"""

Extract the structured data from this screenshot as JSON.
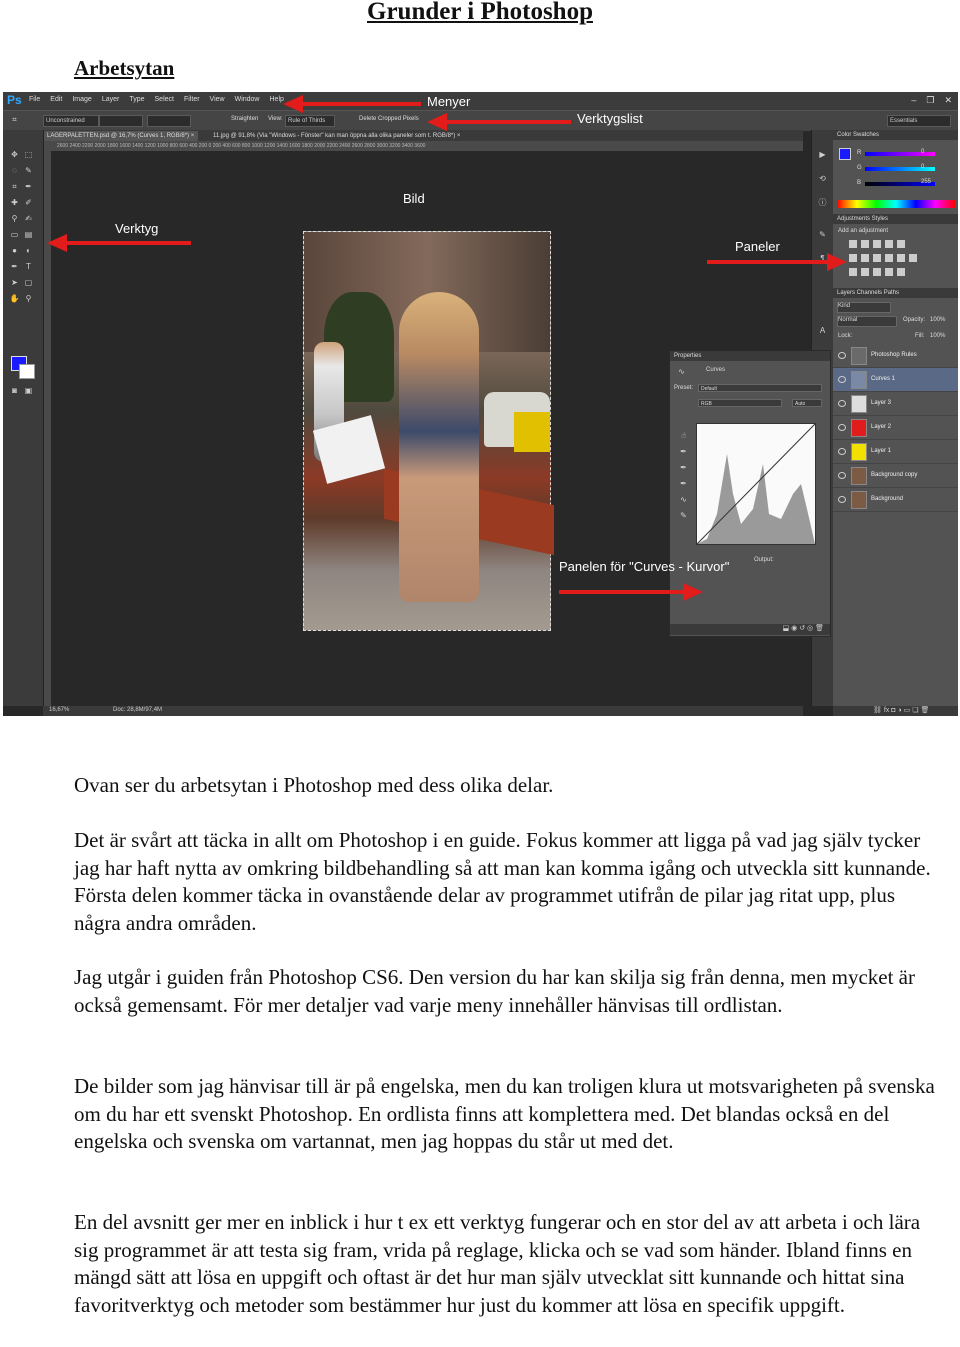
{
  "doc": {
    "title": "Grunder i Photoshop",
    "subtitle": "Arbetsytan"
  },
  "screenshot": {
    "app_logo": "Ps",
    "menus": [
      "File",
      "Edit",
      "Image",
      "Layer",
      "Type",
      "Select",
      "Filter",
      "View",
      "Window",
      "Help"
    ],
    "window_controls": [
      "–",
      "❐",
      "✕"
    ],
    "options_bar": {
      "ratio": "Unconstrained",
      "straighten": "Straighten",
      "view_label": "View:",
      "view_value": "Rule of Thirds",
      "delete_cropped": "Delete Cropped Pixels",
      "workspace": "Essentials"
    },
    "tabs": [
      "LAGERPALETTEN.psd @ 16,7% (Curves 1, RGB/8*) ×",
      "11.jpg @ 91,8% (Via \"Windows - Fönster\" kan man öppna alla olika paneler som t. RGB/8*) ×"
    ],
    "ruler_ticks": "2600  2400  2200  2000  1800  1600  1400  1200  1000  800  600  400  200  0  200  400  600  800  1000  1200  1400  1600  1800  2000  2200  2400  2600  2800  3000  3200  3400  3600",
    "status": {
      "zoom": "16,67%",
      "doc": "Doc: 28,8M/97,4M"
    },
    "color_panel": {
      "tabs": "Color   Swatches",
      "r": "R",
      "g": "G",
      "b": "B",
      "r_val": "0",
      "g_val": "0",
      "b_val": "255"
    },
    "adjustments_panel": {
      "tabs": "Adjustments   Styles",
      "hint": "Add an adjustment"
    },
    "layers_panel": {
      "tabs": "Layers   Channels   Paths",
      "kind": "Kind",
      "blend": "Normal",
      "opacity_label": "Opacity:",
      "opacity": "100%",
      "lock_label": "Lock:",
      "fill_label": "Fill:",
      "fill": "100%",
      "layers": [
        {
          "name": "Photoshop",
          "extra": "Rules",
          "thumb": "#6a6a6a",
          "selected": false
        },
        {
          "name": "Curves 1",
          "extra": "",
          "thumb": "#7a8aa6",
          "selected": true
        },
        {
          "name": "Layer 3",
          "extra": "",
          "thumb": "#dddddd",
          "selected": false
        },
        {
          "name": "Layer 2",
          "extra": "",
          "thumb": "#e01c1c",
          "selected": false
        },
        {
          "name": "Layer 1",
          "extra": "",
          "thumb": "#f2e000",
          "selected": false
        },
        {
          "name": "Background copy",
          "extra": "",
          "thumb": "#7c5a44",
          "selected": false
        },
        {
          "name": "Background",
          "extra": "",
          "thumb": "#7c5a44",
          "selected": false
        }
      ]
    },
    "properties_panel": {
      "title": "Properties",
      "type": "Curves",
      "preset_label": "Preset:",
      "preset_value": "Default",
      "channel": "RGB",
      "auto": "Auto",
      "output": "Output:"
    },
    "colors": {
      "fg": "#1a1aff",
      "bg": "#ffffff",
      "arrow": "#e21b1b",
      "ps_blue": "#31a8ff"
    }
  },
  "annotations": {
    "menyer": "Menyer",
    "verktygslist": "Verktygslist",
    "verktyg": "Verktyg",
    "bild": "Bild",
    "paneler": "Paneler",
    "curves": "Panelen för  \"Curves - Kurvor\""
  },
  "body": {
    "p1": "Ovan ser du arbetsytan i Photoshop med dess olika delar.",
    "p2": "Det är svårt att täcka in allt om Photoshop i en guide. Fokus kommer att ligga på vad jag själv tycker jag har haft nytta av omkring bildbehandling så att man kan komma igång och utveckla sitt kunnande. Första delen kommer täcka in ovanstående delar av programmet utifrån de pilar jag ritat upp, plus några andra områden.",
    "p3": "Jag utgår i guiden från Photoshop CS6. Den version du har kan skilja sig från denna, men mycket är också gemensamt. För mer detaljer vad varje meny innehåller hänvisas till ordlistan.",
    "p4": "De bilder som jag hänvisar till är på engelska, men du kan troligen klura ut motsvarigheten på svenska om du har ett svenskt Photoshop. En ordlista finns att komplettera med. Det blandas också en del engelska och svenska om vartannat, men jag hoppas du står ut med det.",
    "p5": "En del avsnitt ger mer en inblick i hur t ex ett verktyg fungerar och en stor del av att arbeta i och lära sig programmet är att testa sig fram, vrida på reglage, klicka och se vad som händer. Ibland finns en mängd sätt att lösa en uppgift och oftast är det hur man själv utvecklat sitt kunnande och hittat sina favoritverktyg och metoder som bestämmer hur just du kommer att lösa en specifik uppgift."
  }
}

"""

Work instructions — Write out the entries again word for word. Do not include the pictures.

Final answer —
Extract the structured data from this screenshot as JSON.
{
  "doc": {
    "title": "Grunder i Photoshop",
    "subtitle": "Arbetsytan"
  },
  "screenshot": {
    "app_logo": "Ps",
    "menus": [
      "File",
      "Edit",
      "Image",
      "Layer",
      "Type",
      "Select",
      "Filter",
      "View",
      "Window",
      "Help"
    ],
    "window_controls": [
      "–",
      "❐",
      "✕"
    ],
    "options_bar": {
      "ratio": "Unconstrained",
      "straighten": "Straighten",
      "view_label": "View:",
      "view_value": "Rule of Thirds",
      "delete_cropped": "Delete Cropped Pixels",
      "workspace": "Essentials"
    },
    "tabs": [
      "LAGERPALETTEN.psd @ 16,7% (Curves 1, RGB/8*) ×",
      "11.jpg @ 91,8% (Via \"Windows - Fönster\" kan man öppna alla olika paneler som t. RGB/8*) ×"
    ],
    "ruler_ticks": "2600  2400  2200  2000  1800  1600  1400  1200  1000  800  600  400  200  0  200  400  600  800  1000  1200  1400  1600  1800  2000  2200  2400  2600  2800  3000  3200  3400  3600",
    "status": {
      "zoom": "16,67%",
      "doc": "Doc: 28,8M/97,4M"
    },
    "color_panel": {
      "tabs": "Color   Swatches",
      "r": "R",
      "g": "G",
      "b": "B",
      "r_val": "0",
      "g_val": "0",
      "b_val": "255"
    },
    "adjustments_panel": {
      "tabs": "Adjustments   Styles",
      "hint": "Add an adjustment"
    },
    "layers_panel": {
      "tabs": "Layers   Channels   Paths",
      "kind": "Kind",
      "blend": "Normal",
      "opacity_label": "Opacity:",
      "opacity": "100%",
      "lock_label": "Lock:",
      "fill_label": "Fill:",
      "fill": "100%",
      "layers": [
        {
          "name": "Photoshop",
          "extra": "Rules",
          "thumb": "#6a6a6a",
          "selected": false
        },
        {
          "name": "Curves 1",
          "extra": "",
          "thumb": "#7a8aa6",
          "selected": true
        },
        {
          "name": "Layer 3",
          "extra": "",
          "thumb": "#dddddd",
          "selected": false
        },
        {
          "name": "Layer 2",
          "extra": "",
          "thumb": "#e01c1c",
          "selected": false
        },
        {
          "name": "Layer 1",
          "extra": "",
          "thumb": "#f2e000",
          "selected": false
        },
        {
          "name": "Background copy",
          "extra": "",
          "thumb": "#7c5a44",
          "selected": false
        },
        {
          "name": "Background",
          "extra": "",
          "thumb": "#7c5a44",
          "selected": false
        }
      ]
    },
    "properties_panel": {
      "title": "Properties",
      "type": "Curves",
      "preset_label": "Preset:",
      "preset_value": "Default",
      "channel": "RGB",
      "auto": "Auto",
      "output": "Output:"
    },
    "colors": {
      "fg": "#1a1aff",
      "bg": "#ffffff",
      "arrow": "#e21b1b",
      "ps_blue": "#31a8ff"
    }
  },
  "annotations": {
    "menyer": "Menyer",
    "verktygslist": "Verktygslist",
    "verktyg": "Verktyg",
    "bild": "Bild",
    "paneler": "Paneler",
    "curves": "Panelen för  \"Curves - Kurvor\""
  },
  "body": {
    "p1": "Ovan ser du arbetsytan i Photoshop med dess olika delar.",
    "p2": "Det är svårt att täcka in allt om Photoshop i en guide. Fokus kommer att ligga på vad jag själv tycker jag har haft nytta av omkring bildbehandling så att man kan komma igång och utveckla sitt kunnande. Första delen kommer täcka in ovanstående delar av programmet utifrån de pilar jag ritat upp, plus några andra områden.",
    "p3": "Jag utgår i guiden från Photoshop CS6. Den version du har kan skilja sig från denna, men mycket är också gemensamt. För mer detaljer vad varje meny innehåller hänvisas till ordlistan.",
    "p4": "De bilder som jag hänvisar till är på engelska, men du kan troligen klura ut motsvarigheten på svenska om du har ett svenskt Photoshop. En ordlista finns att komplettera med. Det blandas också en del engelska och svenska om vartannat, men jag hoppas du står ut med det.",
    "p5": "En del avsnitt ger mer en inblick i hur t ex ett verktyg fungerar och en stor del av att arbeta i och lära sig programmet är att testa sig fram, vrida på reglage, klicka och se vad som händer. Ibland finns en mängd sätt att lösa en uppgift och oftast är det hur man själv utvecklat sitt kunnande och hittat sina favoritverktyg och metoder som bestämmer hur just du kommer att lösa en specifik uppgift."
  }
}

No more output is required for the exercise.